We also host dinners for Jim’s senior staff and for our local civic leaders. In those groups we’ve shared laughter, drink and food with our very own Monsignor, the Generals, SES’s and Colonels who keep the wheels of Global Strike Command turning, and the businessmen and women of the Shreveport/Bossier area who are so instrumental in taking care of our Airmen locally.
All of these people and often, their spouses, have graced us with their presence in our home and enriched our lives. Because of this I enjoy making the evenings special. That means indulging the artist side of me with the table settings and the menu cards. Not only does this give me a reason to haunt Hobby Lobby and Michael’s for even more papers and art supplies but it also lets our guests know that having them coming to our home is a special event for Jim and I.

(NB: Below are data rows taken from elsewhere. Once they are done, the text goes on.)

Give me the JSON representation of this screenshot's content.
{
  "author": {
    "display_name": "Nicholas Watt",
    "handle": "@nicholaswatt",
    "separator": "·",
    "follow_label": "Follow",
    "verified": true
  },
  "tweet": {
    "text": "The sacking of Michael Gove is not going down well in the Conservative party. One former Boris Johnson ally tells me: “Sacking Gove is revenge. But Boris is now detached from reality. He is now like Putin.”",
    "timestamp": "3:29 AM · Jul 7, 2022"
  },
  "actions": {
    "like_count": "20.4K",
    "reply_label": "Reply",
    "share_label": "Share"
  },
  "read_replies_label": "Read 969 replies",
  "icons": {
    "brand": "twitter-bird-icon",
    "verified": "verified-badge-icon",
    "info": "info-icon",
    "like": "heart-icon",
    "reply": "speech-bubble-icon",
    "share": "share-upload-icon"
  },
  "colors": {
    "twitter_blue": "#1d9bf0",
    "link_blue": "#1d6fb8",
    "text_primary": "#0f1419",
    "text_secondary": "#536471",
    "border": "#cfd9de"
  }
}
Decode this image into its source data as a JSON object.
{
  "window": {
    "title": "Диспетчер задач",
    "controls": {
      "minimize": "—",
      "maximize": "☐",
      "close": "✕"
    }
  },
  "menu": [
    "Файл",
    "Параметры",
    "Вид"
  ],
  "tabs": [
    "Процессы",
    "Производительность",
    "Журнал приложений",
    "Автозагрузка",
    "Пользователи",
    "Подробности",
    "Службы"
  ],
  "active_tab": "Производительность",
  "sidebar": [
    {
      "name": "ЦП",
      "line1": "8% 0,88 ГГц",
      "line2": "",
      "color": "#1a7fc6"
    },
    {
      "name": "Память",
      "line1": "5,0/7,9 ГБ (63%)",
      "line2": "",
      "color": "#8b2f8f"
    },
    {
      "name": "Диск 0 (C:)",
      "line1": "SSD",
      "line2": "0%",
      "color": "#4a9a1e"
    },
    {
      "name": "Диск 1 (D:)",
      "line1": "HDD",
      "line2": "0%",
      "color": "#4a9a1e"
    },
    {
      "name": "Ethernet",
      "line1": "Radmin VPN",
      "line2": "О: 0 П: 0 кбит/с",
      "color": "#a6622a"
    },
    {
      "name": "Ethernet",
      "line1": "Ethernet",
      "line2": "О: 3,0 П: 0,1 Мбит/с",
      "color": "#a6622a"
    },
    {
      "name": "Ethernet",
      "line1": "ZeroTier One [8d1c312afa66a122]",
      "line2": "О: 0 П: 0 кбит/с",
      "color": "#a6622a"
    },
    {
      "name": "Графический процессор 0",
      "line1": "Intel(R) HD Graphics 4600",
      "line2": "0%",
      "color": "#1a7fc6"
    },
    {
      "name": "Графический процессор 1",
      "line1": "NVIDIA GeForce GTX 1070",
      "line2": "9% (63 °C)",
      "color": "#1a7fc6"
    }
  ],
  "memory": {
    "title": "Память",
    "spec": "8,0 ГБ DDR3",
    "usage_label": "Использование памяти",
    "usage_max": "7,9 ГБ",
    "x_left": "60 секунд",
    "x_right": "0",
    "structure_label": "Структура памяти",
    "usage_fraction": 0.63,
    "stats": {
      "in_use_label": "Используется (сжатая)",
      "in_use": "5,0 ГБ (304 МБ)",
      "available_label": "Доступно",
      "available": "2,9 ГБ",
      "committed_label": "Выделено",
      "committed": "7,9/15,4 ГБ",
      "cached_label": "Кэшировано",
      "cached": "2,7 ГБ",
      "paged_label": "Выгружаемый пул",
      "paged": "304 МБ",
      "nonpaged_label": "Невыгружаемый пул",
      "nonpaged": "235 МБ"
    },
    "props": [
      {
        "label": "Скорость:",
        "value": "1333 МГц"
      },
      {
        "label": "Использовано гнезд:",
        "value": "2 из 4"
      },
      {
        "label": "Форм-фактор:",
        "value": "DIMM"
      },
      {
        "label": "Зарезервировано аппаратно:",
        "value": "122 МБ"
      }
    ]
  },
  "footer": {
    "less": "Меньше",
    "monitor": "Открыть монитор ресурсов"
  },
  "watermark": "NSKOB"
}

Tonight’s dinner was for some of our civic leaders and because I’m celebrating the first day of fall (my favorite season!) I was really looking forward to setting the table.
I usually use a very simple napkin fold with coordinating Mardi Gras bead napkin rings but tonight called for a special fold. Thank you Pinterest! Appropriately enough, this is a fleur-de-lis fold.
And a new menu card design. Check this out….the card unfolds to make a box! Inside I placed a few chocolate mints, the menu, a signature card and a little something fun once the recipient takes all that stuff out.
At the end of the meal we pass hand out pens for the signature cards. Each guest signs the top of his/her card and passes to the person on the right. When the card has returned to the person who started it, it stays. This way each guest ends up with not only a remembrance of what was served for dinner, but also a record of who ate with them at our table.
Here’s the full effect when our guests sat down this evening.
And now I must give credit to the people who make our dinners possible. None of this would happen if it weren’t for Jim’s enlisted aide, TSgt Sarah Morgan, who takes care of all the details of our beautiful historic base quarters and is an excellent chef. She is assisted by our Protocol Staff. With this team we are able to entertain far more often than if we had to rely on Jim being home to cook. (Anyone who knows me well, knows cooking isn’t my strong suit!) The part of the evening we’re always amazed and thankful for? When dinner is over and we go out onto the patio or into the living room for after dinner drinks and conversation, they are hard at work in the dining room and kitchen, cleaning up.
This is how calm and serene my kitchen was after a recent dinner, just minutes after the last guest left.
There’s no doubt that Jim and I are blessed with all that we have, the people we’ve met and the experiences his job as afforded us.